*Directions*:
Exactly as they appear, output all of the entries.
*** Provided information ***
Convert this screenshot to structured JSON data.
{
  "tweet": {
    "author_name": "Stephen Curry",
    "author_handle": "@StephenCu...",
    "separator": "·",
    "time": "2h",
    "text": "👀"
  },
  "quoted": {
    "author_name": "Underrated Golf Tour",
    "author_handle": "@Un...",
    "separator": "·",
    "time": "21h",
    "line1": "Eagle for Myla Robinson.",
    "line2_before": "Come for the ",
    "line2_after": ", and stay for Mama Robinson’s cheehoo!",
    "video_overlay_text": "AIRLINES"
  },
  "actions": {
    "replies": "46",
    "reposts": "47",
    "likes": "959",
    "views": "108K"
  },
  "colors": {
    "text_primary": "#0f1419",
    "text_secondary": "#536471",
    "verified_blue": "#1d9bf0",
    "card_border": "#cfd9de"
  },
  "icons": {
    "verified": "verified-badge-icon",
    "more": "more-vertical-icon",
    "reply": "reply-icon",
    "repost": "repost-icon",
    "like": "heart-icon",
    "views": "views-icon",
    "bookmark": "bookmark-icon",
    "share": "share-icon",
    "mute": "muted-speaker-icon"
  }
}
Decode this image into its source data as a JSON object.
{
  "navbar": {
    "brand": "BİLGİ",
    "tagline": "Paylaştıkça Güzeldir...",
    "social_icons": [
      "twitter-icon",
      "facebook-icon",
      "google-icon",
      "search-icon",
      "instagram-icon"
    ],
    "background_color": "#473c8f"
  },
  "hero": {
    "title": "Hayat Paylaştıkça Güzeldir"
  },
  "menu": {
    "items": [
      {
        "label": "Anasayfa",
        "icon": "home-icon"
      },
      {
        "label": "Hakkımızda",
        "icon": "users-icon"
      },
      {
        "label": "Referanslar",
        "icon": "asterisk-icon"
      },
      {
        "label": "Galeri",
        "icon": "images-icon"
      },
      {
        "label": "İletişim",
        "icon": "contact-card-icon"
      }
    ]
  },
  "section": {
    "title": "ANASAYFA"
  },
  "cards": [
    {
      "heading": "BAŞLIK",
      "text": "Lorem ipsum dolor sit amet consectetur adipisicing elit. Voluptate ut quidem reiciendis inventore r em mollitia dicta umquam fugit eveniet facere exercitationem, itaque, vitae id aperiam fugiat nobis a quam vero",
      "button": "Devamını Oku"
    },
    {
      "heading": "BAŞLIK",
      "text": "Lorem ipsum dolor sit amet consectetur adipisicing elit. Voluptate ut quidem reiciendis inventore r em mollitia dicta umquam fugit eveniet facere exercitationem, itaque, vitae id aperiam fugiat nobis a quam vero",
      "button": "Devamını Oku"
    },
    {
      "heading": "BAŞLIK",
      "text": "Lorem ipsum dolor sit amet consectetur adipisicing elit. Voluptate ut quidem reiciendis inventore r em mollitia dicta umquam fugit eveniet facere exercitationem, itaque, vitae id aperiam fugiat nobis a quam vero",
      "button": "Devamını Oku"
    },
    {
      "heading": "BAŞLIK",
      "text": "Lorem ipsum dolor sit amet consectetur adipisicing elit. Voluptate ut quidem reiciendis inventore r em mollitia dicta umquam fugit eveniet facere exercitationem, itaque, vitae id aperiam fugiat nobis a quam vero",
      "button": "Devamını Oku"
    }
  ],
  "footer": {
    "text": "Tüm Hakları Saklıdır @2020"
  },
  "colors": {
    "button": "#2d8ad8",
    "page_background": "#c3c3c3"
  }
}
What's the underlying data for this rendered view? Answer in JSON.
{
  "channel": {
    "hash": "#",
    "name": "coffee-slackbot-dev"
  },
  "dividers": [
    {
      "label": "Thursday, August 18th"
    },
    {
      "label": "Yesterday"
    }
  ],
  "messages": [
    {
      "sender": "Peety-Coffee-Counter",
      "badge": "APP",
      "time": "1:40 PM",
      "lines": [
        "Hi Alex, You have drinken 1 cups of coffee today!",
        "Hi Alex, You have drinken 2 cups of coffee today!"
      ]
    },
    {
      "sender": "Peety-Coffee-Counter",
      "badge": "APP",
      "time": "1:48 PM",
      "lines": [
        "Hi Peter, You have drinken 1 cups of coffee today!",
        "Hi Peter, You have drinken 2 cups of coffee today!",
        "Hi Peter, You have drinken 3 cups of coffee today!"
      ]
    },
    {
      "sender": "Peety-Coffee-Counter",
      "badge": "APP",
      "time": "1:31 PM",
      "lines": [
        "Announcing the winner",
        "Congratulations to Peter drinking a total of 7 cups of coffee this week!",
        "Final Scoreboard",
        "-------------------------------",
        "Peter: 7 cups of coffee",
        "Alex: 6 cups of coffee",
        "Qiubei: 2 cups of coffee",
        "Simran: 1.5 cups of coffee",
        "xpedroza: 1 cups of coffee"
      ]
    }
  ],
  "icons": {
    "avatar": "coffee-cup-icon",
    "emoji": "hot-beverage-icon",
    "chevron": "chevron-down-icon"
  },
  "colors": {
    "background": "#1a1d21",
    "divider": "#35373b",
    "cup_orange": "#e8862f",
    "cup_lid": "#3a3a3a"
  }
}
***
*Answer below*:
Convert this screenshot to structured JSON data.
{
  "tweet": {
    "author_name": "Stephen Curry",
    "author_handle": "@StephenCu...",
    "separator": "·",
    "time": "2h",
    "text": "👀"
  },
  "quoted": {
    "author_name": "Underrated Golf Tour",
    "author_handle": "@Un...",
    "separator": "·",
    "time": "21h",
    "line1": "Eagle for Myla Robinson.",
    "line2_before": "Come for the ",
    "line2_after": ", and stay for Mama Robinson’s cheehoo!",
    "video_overlay_text": "AIRLINES"
  },
  "actions": {
    "replies": "46",
    "reposts": "47",
    "likes": "959",
    "views": "108K"
  },
  "colors": {
    "text_primary": "#0f1419",
    "text_secondary": "#536471",
    "verified_blue": "#1d9bf0",
    "card_border": "#cfd9de"
  },
  "icons": {
    "verified": "verified-badge-icon",
    "more": "more-vertical-icon",
    "reply": "reply-icon",
    "repost": "repost-icon",
    "like": "heart-icon",
    "views": "views-icon",
    "bookmark": "bookmark-icon",
    "share": "share-icon",
    "mute": "muted-speaker-icon"
  }
}
Decode this image into its source data as a JSON object.
{
  "navbar": {
    "brand": "BİLGİ",
    "tagline": "Paylaştıkça Güzeldir...",
    "social_icons": [
      "twitter-icon",
      "facebook-icon",
      "google-icon",
      "search-icon",
      "instagram-icon"
    ],
    "background_color": "#473c8f"
  },
  "hero": {
    "title": "Hayat Paylaştıkça Güzeldir"
  },
  "menu": {
    "items": [
      {
        "label": "Anasayfa",
        "icon": "home-icon"
      },
      {
        "label": "Hakkımızda",
        "icon": "users-icon"
      },
      {
        "label": "Referanslar",
        "icon": "asterisk-icon"
      },
      {
        "label": "Galeri",
        "icon": "images-icon"
      },
      {
        "label": "İletişim",
        "icon": "contact-card-icon"
      }
    ]
  },
  "section": {
    "title": "ANASAYFA"
  },
  "cards": [
    {
      "heading": "BAŞLIK",
      "text": "Lorem ipsum dolor sit amet consectetur adipisicing elit. Voluptate ut quidem reiciendis inventore r em mollitia dicta umquam fugit eveniet facere exercitationem, itaque, vitae id aperiam fugiat nobis a quam vero",
      "button": "Devamını Oku"
    },
    {
      "heading": "BAŞLIK",
      "text": "Lorem ipsum dolor sit amet consectetur adipisicing elit. Voluptate ut quidem reiciendis inventore r em mollitia dicta umquam fugit eveniet facere exercitationem, itaque, vitae id aperiam fugiat nobis a quam vero",
      "button": "Devamını Oku"
    },
    {
      "heading": "BAŞLIK",
      "text": "Lorem ipsum dolor sit amet consectetur adipisicing elit. Voluptate ut quidem reiciendis inventore r em mollitia dicta umquam fugit eveniet facere exercitationem, itaque, vitae id aperiam fugiat nobis a quam vero",
      "button": "Devamını Oku"
    },
    {
      "heading": "BAŞLIK",
      "text": "Lorem ipsum dolor sit amet consectetur adipisicing elit. Voluptate ut quidem reiciendis inventore r em mollitia dicta umquam fugit eveniet facere exercitationem, itaque, vitae id aperiam fugiat nobis a quam vero",
      "button": "Devamını Oku"
    }
  ],
  "footer": {
    "text": "Tüm Hakları Saklıdır @2020"
  },
  "colors": {
    "button": "#2d8ad8",
    "page_background": "#c3c3c3"
  }
}
What's the underlying data for this rendered view? Answer in JSON.
{
  "channel": {
    "hash": "#",
    "name": "coffee-slackbot-dev"
  },
  "dividers": [
    {
      "label": "Thursday, August 18th"
    },
    {
      "label": "Yesterday"
    }
  ],
  "messages": [
    {
      "sender": "Peety-Coffee-Counter",
      "badge": "APP",
      "time": "1:40 PM",
      "lines": [
        "Hi Alex, You have drinken 1 cups of coffee today!",
        "Hi Alex, You have drinken 2 cups of coffee today!"
      ]
    },
    {
      "sender": "Peety-Coffee-Counter",
      "badge": "APP",
      "time": "1:48 PM",
      "lines": [
        "Hi Peter, You have drinken 1 cups of coffee today!",
        "Hi Peter, You have drinken 2 cups of coffee today!",
        "Hi Peter, You have drinken 3 cups of coffee today!"
      ]
    },
    {
      "sender": "Peety-Coffee-Counter",
      "badge": "APP",
      "time": "1:31 PM",
      "lines": [
        "Announcing the winner",
        "Congratulations to Peter drinking a total of 7 cups of coffee this week!",
        "Final Scoreboard",
        "-------------------------------",
        "Peter: 7 cups of coffee",
        "Alex: 6 cups of coffee",
        "Qiubei: 2 cups of coffee",
        "Simran: 1.5 cups of coffee",
        "xpedroza: 1 cups of coffee"
      ]
    }
  ],
  "icons": {
    "avatar": "coffee-cup-icon",
    "emoji": "hot-beverage-icon",
    "chevron": "chevron-down-icon"
  },
  "colors": {
    "background": "#1a1d21",
    "divider": "#35373b",
    "cup_orange": "#e8862f",
    "cup_lid": "#3a3a3a"
  }
}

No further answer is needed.